ACTION ITEM: Strip out the pictures and output each remaining line of the data word for word.

───── INFORMATION SHOWN ─────

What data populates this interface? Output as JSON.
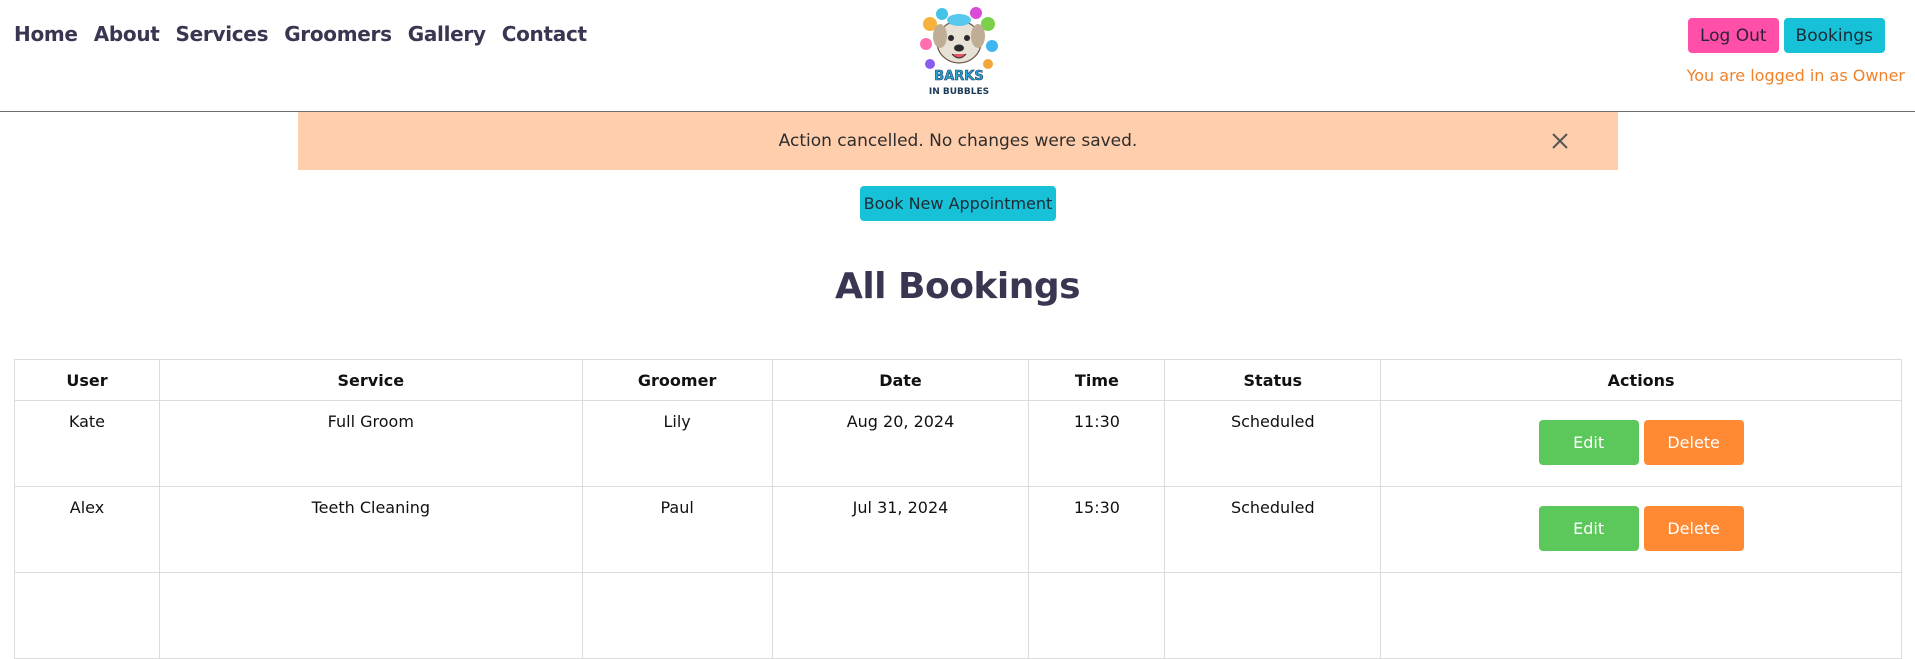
{
  "nav": {
    "items": [
      "Home",
      "About",
      "Services",
      "Groomers",
      "Gallery",
      "Contact"
    ]
  },
  "logo": {
    "name": "barks-in-bubbles-logo",
    "text_line1": "BARKS",
    "text_line2": "IN BUBBLES"
  },
  "auth": {
    "logout_label": "Log Out",
    "bookings_label": "Bookings",
    "status_text": "You are logged in as Owner"
  },
  "alert": {
    "message": "Action cancelled. No changes were saved.",
    "close_icon": "close-icon"
  },
  "book_button_label": "Book New Appointment",
  "page_title": "All Bookings",
  "table": {
    "headers": [
      "User",
      "Service",
      "Groomer",
      "Date",
      "Time",
      "Status",
      "Actions"
    ],
    "rows": [
      {
        "user": "Kate",
        "service": "Full Groom",
        "groomer": "Lily",
        "date": "Aug 20, 2024",
        "time": "11:30",
        "status": "Scheduled"
      },
      {
        "user": "Alex",
        "service": "Teeth Cleaning",
        "groomer": "Paul",
        "date": "Jul 31, 2024",
        "time": "15:30",
        "status": "Scheduled"
      }
    ],
    "edit_label": "Edit",
    "delete_label": "Delete"
  },
  "colors": {
    "brand_text": "#3b3551",
    "logout_bg": "#ff4fa8",
    "bookings_bg": "#17c1d8",
    "alert_bg": "#ffcead",
    "edit_bg": "#5cc85c",
    "delete_bg": "#ff8a33",
    "status_note": "#f0822a"
  }
}
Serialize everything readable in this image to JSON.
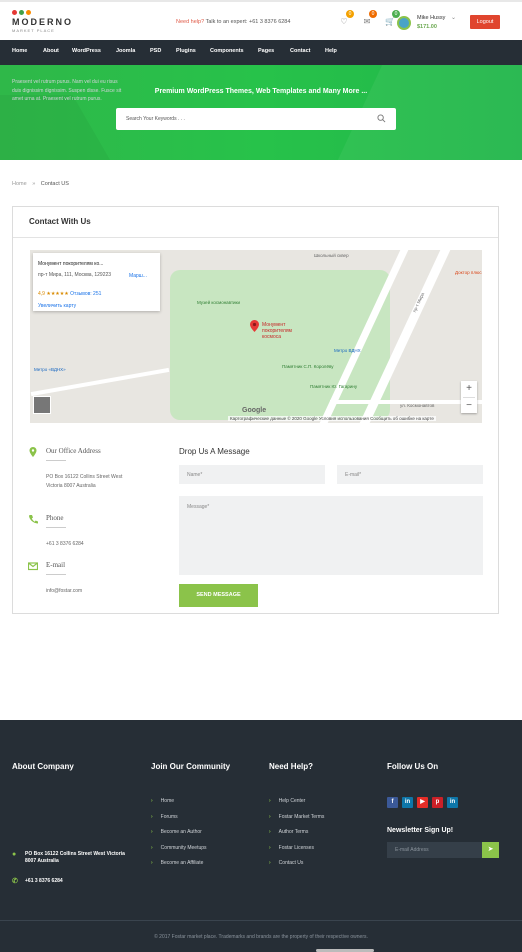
{
  "header": {
    "logo": {
      "brand": "MODERNO",
      "sub": "MARKET PLACE",
      "dot_colors": [
        "#e53935",
        "#43a047",
        "#fb8c00"
      ]
    },
    "help_prefix": "Need help?",
    "help_text": " Talk to an expert: +61 3 8376 6284",
    "icons": [
      {
        "icon": "heart-icon",
        "badge": "0",
        "badge_color": "#f4a100"
      },
      {
        "icon": "mail-icon",
        "badge": "0",
        "badge_color": "#ef6c00"
      },
      {
        "icon": "cart-icon",
        "badge": "0",
        "badge_color": "#4caf50"
      }
    ],
    "user_name": "Mike Hussy",
    "user_balance": "$171.00",
    "logout_label": "Logout"
  },
  "nav": {
    "items": [
      "Home",
      "About",
      "WordPress",
      "Joomla",
      "PSD",
      "Plugins",
      "Components",
      "Pages",
      "Contact",
      "Help"
    ]
  },
  "hero": {
    "title": "Premium WordPress Themes, Web Templates and Many More ...",
    "search_placeholder": "Search Your Keywords . . ."
  },
  "breadcrumb": {
    "home": "Home",
    "sep": "»",
    "current": "Contact US"
  },
  "card": {
    "title": "Contact With Us",
    "map": {
      "place_name": "Монумент покорителям ко...",
      "place_address": "пр-т Мира, 111, Москва, 129223",
      "rating": "4,9 ★★★★★",
      "reviews": "Отзывов: 251",
      "enlarge": "Увеличить карту",
      "route": "Марш...",
      "pin_label": "Монумент покорителям космоса",
      "google": "Google",
      "attribution": "Картографические данные © 2020 Google   Условия использования   Сообщить об ошибке на карте",
      "labels": {
        "museum": "Музей космонавтики",
        "metro_vdnh": "Метро ВДНХ",
        "metro_vdnh_short": "Метро «ВДНХ»",
        "school": "Школьный сквер",
        "korolev": "Памятник С.П. Королёву",
        "gagarin": "Памятник Ю. Гагарину",
        "kosmonavtov": "ул. Космонавтов",
        "doctor": "Доктор плюс",
        "mira": "пр-т Мира"
      }
    },
    "office": {
      "label": "Our Office Address",
      "value": "PO Box 16122 Collins Street West Victoria 8007 Australia"
    },
    "phone": {
      "label": "Phone",
      "value": "+61 3 8376 6284"
    },
    "email": {
      "label": "E-mail",
      "value": "info@fostar.com"
    },
    "form": {
      "title": "Drop Us A Message",
      "name_placeholder": "Name*",
      "email_placeholder": "E-mail*",
      "message_placeholder": "Message*",
      "send_label": "SEND MESSAGE"
    }
  },
  "footer": {
    "about": {
      "title": "About Company",
      "text": "Praesent vel rutrum purus. Nam vel dui eu risus duis dignissim dignissim. Suspen disse. Fusce sit amet urna at. Praesent vel rutrum purus.",
      "address": "PO Box 16122 Collins Street West Victoria 8007 Australia",
      "phone": "+61 3 8376 6284"
    },
    "community": {
      "title": "Join Our Community",
      "links": [
        "Home",
        "Forums",
        "Become an Author",
        "Community Meetups",
        "Become an Affiliate"
      ]
    },
    "help": {
      "title": "Need Help?",
      "links": [
        "Help Center",
        "Fostar Market Terms",
        "Author Terms",
        "Fostar Licenses",
        "Contact Us"
      ]
    },
    "follow": {
      "title": "Follow Us On",
      "social": [
        {
          "icon": "facebook-icon",
          "glyph": "f",
          "color": "#3b5998"
        },
        {
          "icon": "linkedin-icon",
          "glyph": "in",
          "color": "#0e76a8"
        },
        {
          "icon": "youtube-icon",
          "glyph": "▶",
          "color": "#e52d27"
        },
        {
          "icon": "pinterest-icon",
          "glyph": "p",
          "color": "#cb2027"
        },
        {
          "icon": "linkedin-icon",
          "glyph": "in",
          "color": "#0e76a8"
        }
      ],
      "newsletter_title": "Newsletter Sign Up!",
      "email_placeholder": "E-mail Address"
    },
    "copyright": "© 2017 Fostar market place. Trademarks and brands are the property of their respective owners."
  },
  "colors": {
    "accent": "#8bc34a",
    "nav_bg": "#262e36",
    "logout": "#e0452e",
    "hero": "#27c24a"
  }
}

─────

OUTPUT FOR THIS EXERCISE:
What data populates this interface? Output as JSON.
{
  "nav": {
    "items": [
      "Home",
      "About",
      "Services",
      "Groomers",
      "Gallery",
      "Contact"
    ]
  },
  "logo": {
    "name": "barks-in-bubbles-logo",
    "text_line1": "BARKS",
    "text_line2": "IN BUBBLES"
  },
  "auth": {
    "logout_label": "Log Out",
    "bookings_label": "Bookings",
    "status_text": "You are logged in as Owner"
  },
  "alert": {
    "message": "Action cancelled. No changes were saved.",
    "close_icon": "close-icon"
  },
  "book_button_label": "Book New Appointment",
  "page_title": "All Bookings",
  "table": {
    "headers": [
      "User",
      "Service",
      "Groomer",
      "Date",
      "Time",
      "Status",
      "Actions"
    ],
    "rows": [
      {
        "user": "Kate",
        "service": "Full Groom",
        "groomer": "Lily",
        "date": "Aug 20, 2024",
        "time": "11:30",
        "status": "Scheduled"
      },
      {
        "user": "Alex",
        "service": "Teeth Cleaning",
        "groomer": "Paul",
        "date": "Jul 31, 2024",
        "time": "15:30",
        "status": "Scheduled"
      }
    ],
    "edit_label": "Edit",
    "delete_label": "Delete"
  },
  "colors": {
    "brand_text": "#3b3551",
    "logout_bg": "#ff4fa8",
    "bookings_bg": "#17c1d8",
    "alert_bg": "#ffcead",
    "edit_bg": "#5cc85c",
    "delete_bg": "#ff8a33",
    "status_note": "#f0822a"
  }
}
Serialize everything readable in this image to JSON.
{
  "header": {
    "logo": {
      "brand": "MODERNO",
      "sub": "MARKET PLACE",
      "dot_colors": [
        "#e53935",
        "#43a047",
        "#fb8c00"
      ]
    },
    "help_prefix": "Need help?",
    "help_text": " Talk to an expert: +61 3 8376 6284",
    "icons": [
      {
        "icon": "heart-icon",
        "badge": "0",
        "badge_color": "#f4a100"
      },
      {
        "icon": "mail-icon",
        "badge": "0",
        "badge_color": "#ef6c00"
      },
      {
        "icon": "cart-icon",
        "badge": "0",
        "badge_color": "#4caf50"
      }
    ],
    "user_name": "Mike Hussy",
    "user_balance": "$171.00",
    "logout_label": "Logout"
  },
  "nav": {
    "items": [
      "Home",
      "About",
      "WordPress",
      "Joomla",
      "PSD",
      "Plugins",
      "Components",
      "Pages",
      "Contact",
      "Help"
    ]
  },
  "hero": {
    "title": "Premium WordPress Themes, Web Templates and Many More ...",
    "search_placeholder": "Search Your Keywords . . ."
  },
  "breadcrumb": {
    "home": "Home",
    "sep": "»",
    "current": "Contact US"
  },
  "card": {
    "title": "Contact With Us",
    "map": {
      "place_name": "Монумент покорителям ко...",
      "place_address": "пр-т Мира, 111, Москва, 129223",
      "rating": "4,9 ★★★★★",
      "reviews": "Отзывов: 251",
      "enlarge": "Увеличить карту",
      "route": "Марш...",
      "pin_label": "Монумент покорителям космоса",
      "google": "Google",
      "attribution": "Картографические данные © 2020 Google   Условия использования   Сообщить об ошибке на карте",
      "labels": {
        "museum": "Музей космонавтики",
        "metro_vdnh": "Метро ВДНХ",
        "metro_vdnh_short": "Метро «ВДНХ»",
        "school": "Школьный сквер",
        "korolev": "Памятник С.П. Королёву",
        "gagarin": "Памятник Ю. Гагарину",
        "kosmonavtov": "ул. Космонавтов",
        "doctor": "Доктор плюс",
        "mira": "пр-т Мира"
      }
    },
    "office": {
      "label": "Our Office Address",
      "value": "PO Box 16122 Collins Street West Victoria 8007 Australia"
    },
    "phone": {
      "label": "Phone",
      "value": "+61 3 8376 6284"
    },
    "email": {
      "label": "E-mail",
      "value": "info@fostar.com"
    },
    "form": {
      "title": "Drop Us A Message",
      "name_placeholder": "Name*",
      "email_placeholder": "E-mail*",
      "message_placeholder": "Message*",
      "send_label": "SEND MESSAGE"
    }
  },
  "footer": {
    "about": {
      "title": "About Company",
      "text": "Praesent vel rutrum purus. Nam vel dui eu risus duis dignissim dignissim. Suspen disse. Fusce sit amet urna at. Praesent vel rutrum purus.",
      "address": "PO Box 16122 Collins Street West Victoria 8007 Australia",
      "phone": "+61 3 8376 6284"
    },
    "community": {
      "title": "Join Our Community",
      "links": [
        "Home",
        "Forums",
        "Become an Author",
        "Community Meetups",
        "Become an Affiliate"
      ]
    },
    "help": {
      "title": "Need Help?",
      "links": [
        "Help Center",
        "Fostar Market Terms",
        "Author Terms",
        "Fostar Licenses",
        "Contact Us"
      ]
    },
    "follow": {
      "title": "Follow Us On",
      "social": [
        {
          "icon": "facebook-icon",
          "glyph": "f",
          "color": "#3b5998"
        },
        {
          "icon": "linkedin-icon",
          "glyph": "in",
          "color": "#0e76a8"
        },
        {
          "icon": "youtube-icon",
          "glyph": "▶",
          "color": "#e52d27"
        },
        {
          "icon": "pinterest-icon",
          "glyph": "p",
          "color": "#cb2027"
        },
        {
          "icon": "linkedin-icon",
          "glyph": "in",
          "color": "#0e76a8"
        }
      ],
      "newsletter_title": "Newsletter Sign Up!",
      "email_placeholder": "E-mail Address"
    },
    "copyright": "© 2017 Fostar market place. Trademarks and brands are the property of their respective owners."
  },
  "colors": {
    "accent": "#8bc34a",
    "nav_bg": "#262e36",
    "logout": "#e0452e",
    "hero": "#27c24a"
  }
}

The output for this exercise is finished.